Can you imagine the travel industry, limping along in this sclerotic economy, not catering to the needs of an important travel niche market: Single Parents? This travel cohort feels like second class citizens. They’re not swingers. Not looking for wild parties. They want quality vacations that let them connect with other single
parents, and they want attention paid to them and their kids.
They want the travel…
People travel for many reason. They travel to see the ocean, to meet people or to shop… and now they’re shopping for a new nose or bigger breasts all while seeing the sights. Medical tourism is the latest trend in the search for the perfect body or a money saving medical procedure like replacing a hip or getting your teeth straight. Or for costly medical procedures for the uninsured and… Continue
Danielle Nierenberg is blogging everyday from across Africa for the Worldwatch Institute’s Nourishing the Planet blog. She is also writing with her partner Bernard Pollack at her personal blog: BorderJumpers.
In Malawi, we visited the Lilongwe Wildlife Centre, a project supported by companies like the Body Shop,…
Forty-eight engaging commentaries by "a modern day Mark Twain," sociologist, photographer, and prize-winning travel journalist, Peter Rose. Included are accounts of excursions on land and sea and portraits of places and people from Cape Cod to Cape Horn. There are captivating photos, stories about playing gumshoe in Honolulu, tour guide in Amsterdam and taxonomist in China, descriptions of windjamming in Maine and…
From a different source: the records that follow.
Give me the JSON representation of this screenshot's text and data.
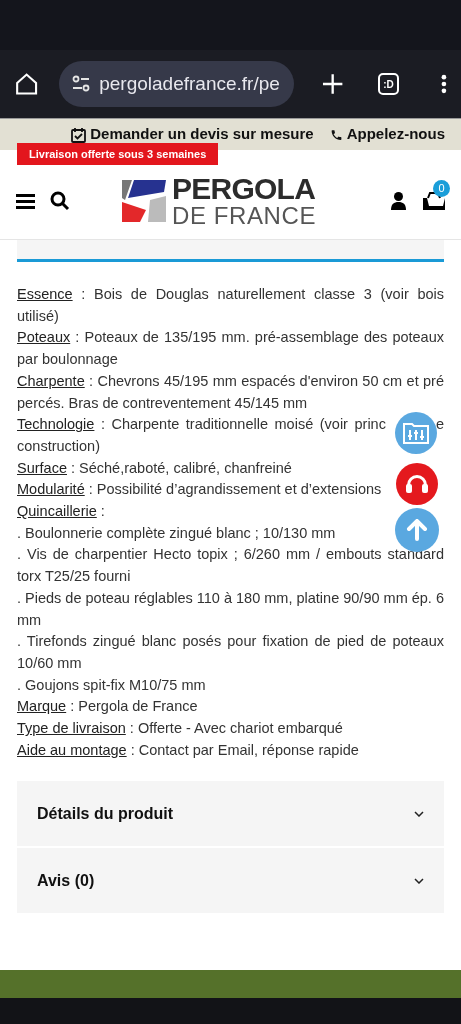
{
  "browser": {
    "url": "pergoladefrance.fr/pe",
    "tab_count": ":D"
  },
  "top_bar": {
    "quote": "Demander un devis sur mesure",
    "call": "Appelez-nous"
  },
  "promo_badge": "Livraison offerte sous 3 semaines",
  "header": {
    "logo_top": "PERGOLA",
    "logo_bottom": "DE FRANCE",
    "cart_count": "0"
  },
  "specs": [
    {
      "kind": "spec",
      "label": "Essence",
      "text": " : Bois de Douglas naturellement classe 3 (voir bois utilisé)"
    },
    {
      "kind": "spec",
      "label": "Poteaux",
      "text": " : Poteaux de 135/195 mm. pré-assemblage des poteaux par boulonnage"
    },
    {
      "kind": "spec",
      "label": "Charpente",
      "text": " : Chevrons 45/195 mm espacés d'environ 50 cm et pré percés. Bras de contreventement 45/145 mm"
    },
    {
      "kind": "covered",
      "label": "Technologie",
      "text": " : Charpente traditionnelle moisé (voir princ",
      "tail": "e",
      "continuation": "construction)"
    },
    {
      "kind": "spec",
      "label": "Surface",
      "text": " : Séché,raboté, calibré, chanfreiné"
    },
    {
      "kind": "spec",
      "label": "Modularité",
      "text": " : Possibilité d’agrandissement et d’extensions"
    },
    {
      "kind": "spec",
      "label": "Quincaillerie",
      "text": " :"
    },
    {
      "kind": "bullet",
      "text": ". Boulonnerie complète zingué blanc ; 10/130 mm"
    },
    {
      "kind": "bullet",
      "text": ". Vis de charpentier Hecto topix ; 6/260 mm / embouts standard torx T25/25 fourni"
    },
    {
      "kind": "bullet",
      "text": ". Pieds de poteau réglables 110 à 180 mm, platine 90/90 mm ép. 6 mm"
    },
    {
      "kind": "bullet",
      "text": ". Tirefonds zingué blanc posés pour fixation de pied de poteaux 10/60 mm"
    },
    {
      "kind": "bullet",
      "text": ". Goujons spit-fix M10/75 mm"
    },
    {
      "kind": "spec",
      "label": "Marque",
      "text": " : Pergola de France"
    },
    {
      "kind": "spec",
      "label": "Type de livraison",
      "text": " : Offerte - Avec chariot embarqué"
    },
    {
      "kind": "spec",
      "label": "Aide au montage",
      "text": " : Contact par Email, réponse rapide"
    }
  ],
  "accordion": [
    {
      "title": "Détails du produit",
      "expanded": false
    },
    {
      "title": "Avis (0)",
      "expanded": false
    }
  ]
}
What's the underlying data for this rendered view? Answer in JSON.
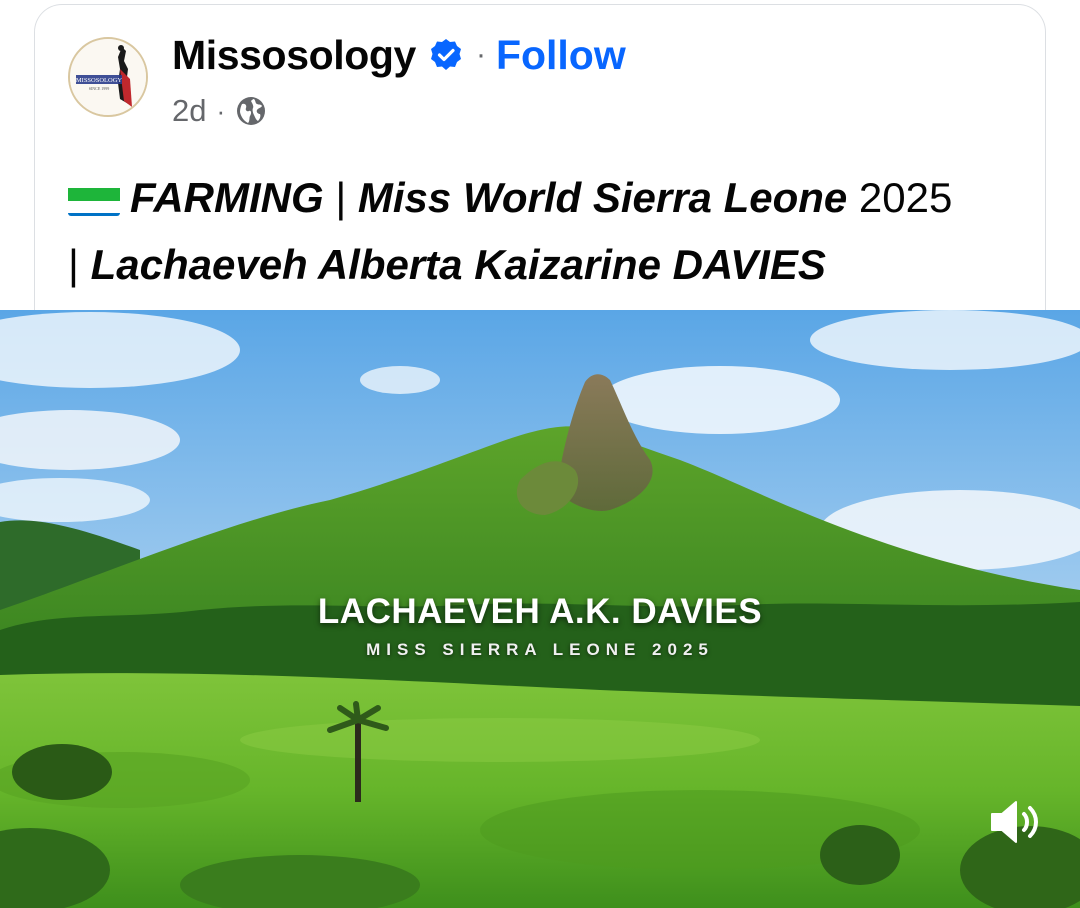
{
  "post": {
    "page_name": "Missosology",
    "follow_label": "Follow",
    "time": "2d",
    "separator": "·",
    "avatar_text": "MISSOSOLOGY",
    "avatar_since": "SINCE 1999",
    "caption": {
      "flag_icon": "sierra-leone-flag",
      "part1": "FARMING",
      "sep1": " | ",
      "part2": "Miss World Sierra Leone",
      "year": " 2025",
      "sep2": "| ",
      "part3": "Lachaeveh Alberta Kaizarine DAVIES"
    }
  },
  "video": {
    "overlay_title": "LACHAEVEH A.K. DAVIES",
    "overlay_subtitle": "MISS SIERRA LEONE 2025",
    "sound_icon": "speaker-volume-icon"
  },
  "colors": {
    "accent": "#0866ff",
    "text": "#050505",
    "muted": "#65676b",
    "flag_green": "#1eb53a",
    "flag_white": "#ffffff",
    "flag_blue": "#0072c6"
  }
}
I posted this at The Travel Doc. I took this photo a few years ago in Bruge, Belgium. This was before digital cameras and I took this the first week of a 5 week trip. I had to wait 2 months to see it. The photo is 3'x4' and hangs framed on my wall. Should my home catch on fire, it would be one of the first…
By Borderjumpers.org, a blog by Danielle Nierenberg and Bernard Pollack
We’ve taken some long bus rides in Africa. We spent eight bumpy hours on a bus from Nairobi to Arusha and another eight from Arusha to Dar Es Salaam. The longest so far, though, has been from Kampala, Uganda to Kigali, Rwanda.
Once we finally arrived, we quickly realized, that we've never traveled anywhere quite like Rwanda.
No sooner do we do a piece on Travel Insurance, and a volcano blows, stranding thousands of people and ruining hundreds of vacations.
But don't worry, you read our post, bought insurance and you're covered.
Well, it seems that your claim could be denied, depending on whom you bought the insurance from and whether the company views the disaster as "weather related," usually covered, or "natural disaster,"… Continue
Having read a recent article in the Associated Press about the lack of knowledge that travellers between 18 to 30 have about the World, I asked myself: is this ‘responsible’? Shouldn’t they know about the destinations they are going to visit? In my view, education before departure nurtures a sense of respect and responsibility towards a countries people and heritage and can have a… Continue
The misdirected attempt to declare carry-on baggage "essential" so that it would be subject to the transportation excise tax won't affect airlines at all. It will on add a 7.5% tax on top of the baggage fees that is paid by passengers.
Should Schumer and his cosponsors prevail (I doubt that they will), the cost of any carry-on bag will go up by 7.5 percent. The excise tax is a separate tax on top of other taxes and exclusively paid for by passengers, not the airlines.…
Tuscany (Italian: Toscana) is a region on Italy's west coast, on the Tyrrhenian sea. It is one of the most popular places to visit in a country that is itself one of the most popular tourist destinations in the world. There are several reasons to visit Tuscany: some of the most important ones are seeing Renaissance art in Florence, eating Tuscan food and tasting the excellent local wines, and after all this enjoying a day at the beach in Viareggio.
After the Revolution: Nicaragua Opens its Doors to Curious Travelers
By Kaleel Sakakeeny
In a ramshackle yet proud artisan studio in the dusty town of San Juan de Oriente, a young boy about 15 casts pots using his feet for power on an old throw wheel. The wheel hums, the clay spins and the pottery that evolves is astonishingly intricate yet elegantly simple.
His younger sister tends to a new littler of seven puppies, and his even younger brother… Continue
A few weeks ago I was reminded why I started gastrotraveling.com and why I continue working hard to write fresh content. After all, isn’t my tagline simple enough?: “A Better Understanding of Food Through Travel” Well probably not. First of all, here’s what I’m not. I’m not a food critic, columnist, celebrity chef, or culinary expert in any way. What I am is a writer who is extremely interested in learning about the ever evolving way we interact with… Continue
Added by Steve Mirsky on April 14, 2010 at 9:30pm —